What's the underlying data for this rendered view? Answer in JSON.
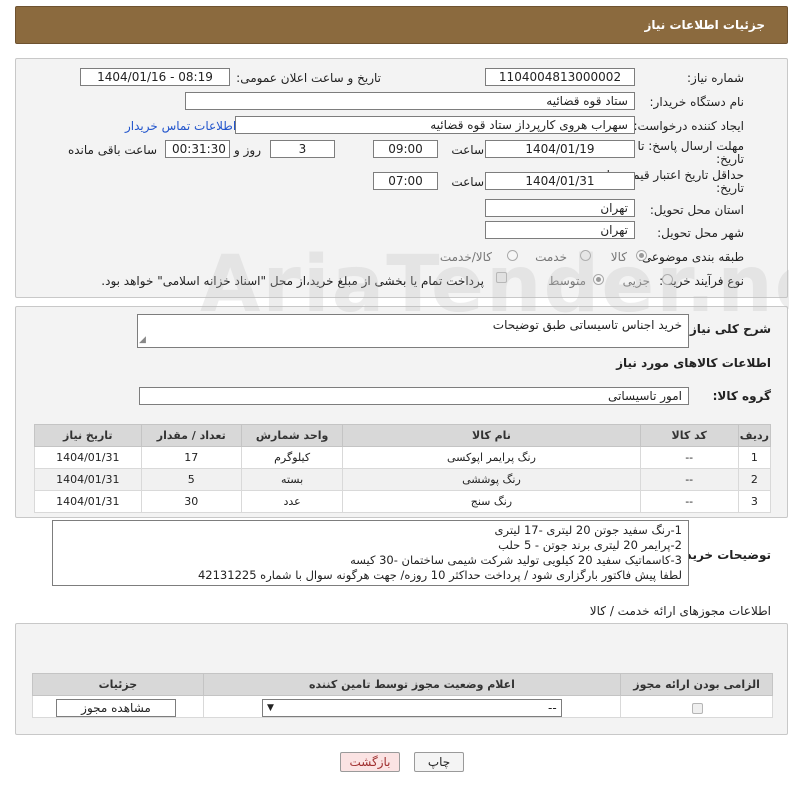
{
  "header": {
    "title": "جزئیات اطلاعات نیاز"
  },
  "form": {
    "need_number_label": "شماره نیاز:",
    "need_number": "1104004813000002",
    "announce_label": "تاریخ و ساعت اعلان عمومی:",
    "announce_value": "1404/01/16 - 08:19",
    "buyer_org_label": "نام دستگاه خریدار:",
    "buyer_org": "ستاد قوه قضائیه",
    "creator_label": "ایجاد کننده درخواست:",
    "creator": "سهراب هروی کارپرداز ستاد قوه قضائیه",
    "contact_link": "اطلاعات تماس خریدار",
    "deadline_label_1": "مهلت ارسال پاسخ: تا",
    "deadline_label_2": "تاریخ:",
    "deadline_date": "1404/01/19",
    "hour_label": "ساعت",
    "deadline_time": "09:00",
    "days_value": "3",
    "days_label": "روز و",
    "remaining_value": "00:31:30",
    "remaining_label": "ساعت باقی مانده",
    "validity_label_1": "حداقل تاریخ اعتبار قیمت: تا",
    "validity_label_2": "تاریخ:",
    "validity_date": "1404/01/31",
    "validity_time": "07:00",
    "province_label": "استان محل تحویل:",
    "province": "تهران",
    "city_label": "شهر محل تحویل:",
    "city": "تهران",
    "category_label": "طبقه بندی موضوعی:",
    "category_options": [
      "کالا",
      "خدمت",
      "کالا/خدمت"
    ],
    "process_label": "نوع فرآیند خرید :",
    "process_options": [
      "جزیی",
      "متوسط"
    ],
    "payment_note": "پرداخت تمام یا بخشی از مبلغ خرید،از محل \"اسناد خزانه اسلامی\" خواهد بود."
  },
  "description": {
    "label": "شرح کلی نیاز:",
    "value": "خرید اجناس تاسیساتی طبق توضیحات",
    "goods_info_title": "اطلاعات کالاهای مورد نیاز",
    "group_label": "گروه کالا:",
    "group_value": "امور تاسیساتی"
  },
  "items_table": {
    "headers": [
      "ردیف",
      "کد کالا",
      "نام کالا",
      "واحد شمارش",
      "تعداد / مقدار",
      "تاریخ نیاز"
    ],
    "rows": [
      [
        "1",
        "--",
        "رنگ پرایمر اپوکسی",
        "کیلوگرم",
        "17",
        "1404/01/31"
      ],
      [
        "2",
        "--",
        "رنگ پوششی",
        "بسته",
        "5",
        "1404/01/31"
      ],
      [
        "3",
        "--",
        "رنگ سنج",
        "عدد",
        "30",
        "1404/01/31"
      ]
    ]
  },
  "buyer_notes": {
    "label": "توضیحات خریدار:",
    "lines": [
      "1-رنگ سفید جوتن 20 لیتری -17 لیتری",
      "2-پرایمر 20 لیتری برند جوتن - 5 حلب",
      "3-کاسماتیک سفید 20 کیلویی تولید شرکت شیمی ساختمان -30 کیسه",
      "لطفا پیش فاکتور بارگزاری شود / پرداخت حداکثر 10 روزه/ جهت هرگونه سوال با شماره 42131225"
    ]
  },
  "permits": {
    "title": "اطلاعات مجوزهای ارائه خدمت / کالا",
    "headers": [
      "الزامی بودن ارائه مجوز",
      "اعلام وضعیت مجوز توسط تامین کننده",
      "جزئیات"
    ],
    "select_value": "--",
    "view_button": "مشاهده مجوز"
  },
  "actions": {
    "print": "چاپ",
    "back": "بازگشت"
  },
  "watermark": "AriaTender.neT"
}
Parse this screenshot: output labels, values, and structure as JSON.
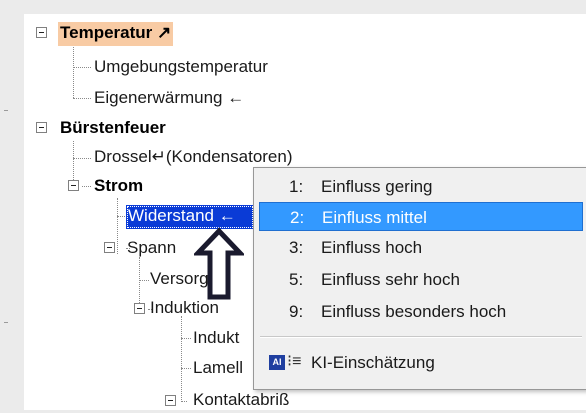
{
  "tree": {
    "nodes": [
      {
        "id": "temperatur",
        "label": "Temperatur ↗"
      },
      {
        "id": "umgebungstemperatur",
        "label": "Umgebungstemperatur"
      },
      {
        "id": "eigenerwaermung",
        "label": "Eigenerwärmung ←"
      },
      {
        "id": "buerstenfeuer",
        "label": "Bürstenfeuer"
      },
      {
        "id": "drossel",
        "label": "Drossel↵(Kondensatoren)"
      },
      {
        "id": "strom",
        "label": "Strom"
      },
      {
        "id": "widerstand",
        "label": "Widerstand ←"
      },
      {
        "id": "spannung",
        "label": "Spann"
      },
      {
        "id": "versorgung",
        "label": "Versorgun"
      },
      {
        "id": "induktion",
        "label": "Induktion"
      },
      {
        "id": "induktivitaet",
        "label": "Indukt"
      },
      {
        "id": "lamelle",
        "label": "Lamell"
      },
      {
        "id": "kontaktabriss",
        "label": "Kontaktabriß"
      }
    ]
  },
  "context_menu": {
    "items": [
      {
        "number": "1:",
        "label": "Einfluss gering",
        "selected": false
      },
      {
        "number": "2:",
        "label": "Einfluss mittel",
        "selected": true
      },
      {
        "number": "3:",
        "label": "Einfluss hoch",
        "selected": false
      },
      {
        "number": "5:",
        "label": "Einfluss sehr hoch",
        "selected": false
      },
      {
        "number": "9:",
        "label": "Einfluss besonders hoch",
        "selected": false
      }
    ],
    "ki_item": {
      "label": "KI-Einschätzung",
      "icon": "ai-assessment-icon"
    }
  },
  "colors": {
    "highlight_orange": "#f8cba4",
    "selection_blue": "#0a3bd6",
    "menu_selection": "#3399ff"
  }
}
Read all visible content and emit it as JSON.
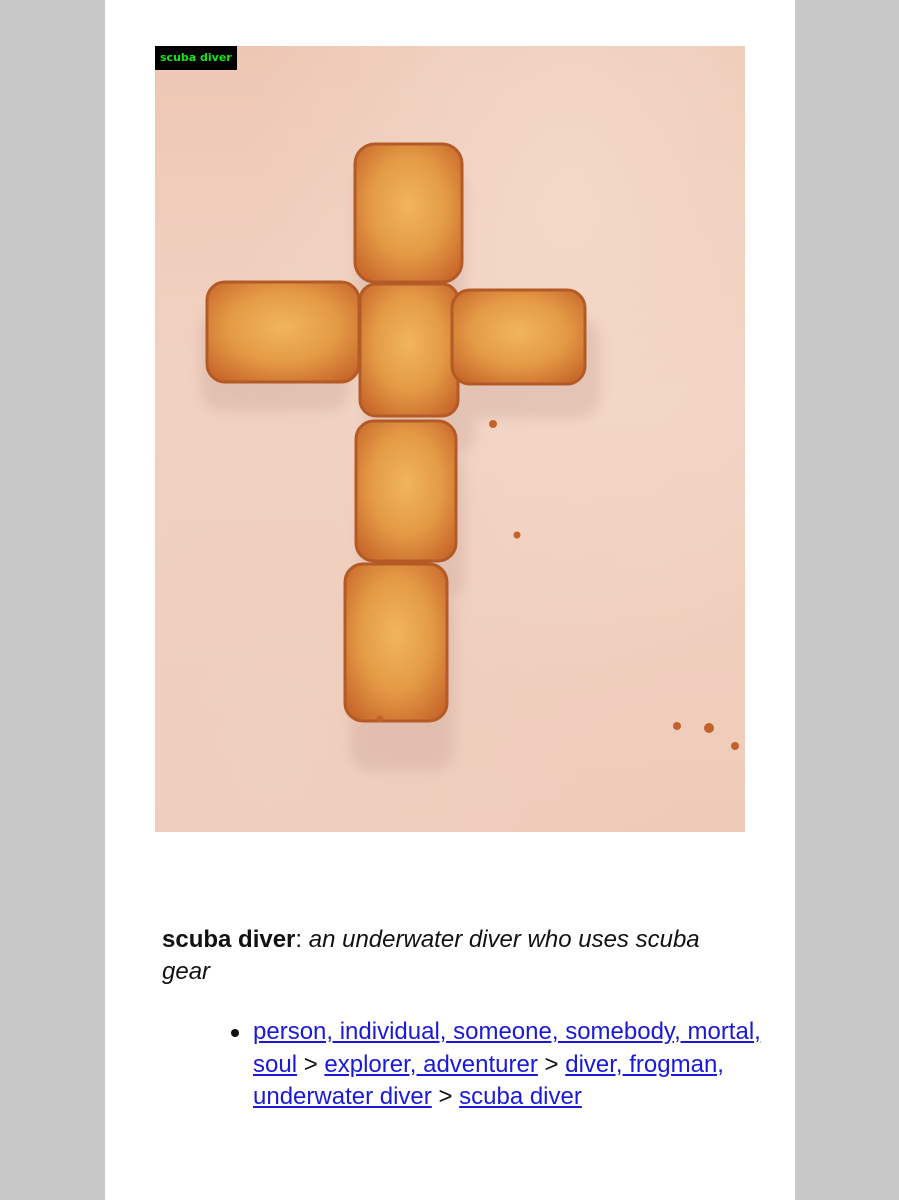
{
  "image": {
    "label_tag": "scuba diver"
  },
  "definition": {
    "term": "scuba diver",
    "separator": ":",
    "gloss": "an underwater diver who uses scuba gear"
  },
  "hypernym_chain": {
    "links": [
      "person, individual, someone, somebody, mortal, soul",
      "explorer, adventurer",
      "diver, frogman, underwater diver",
      "scuba diver"
    ],
    "separator": ">"
  },
  "colors": {
    "background": "#c8c8c8",
    "panel": "#ffffff",
    "link": "#1a1ad6",
    "tag_bg": "#000000",
    "tag_text": "#17e617"
  }
}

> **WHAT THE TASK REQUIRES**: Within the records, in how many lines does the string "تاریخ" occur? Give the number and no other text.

> **WRITTEN RESPONSE**: 5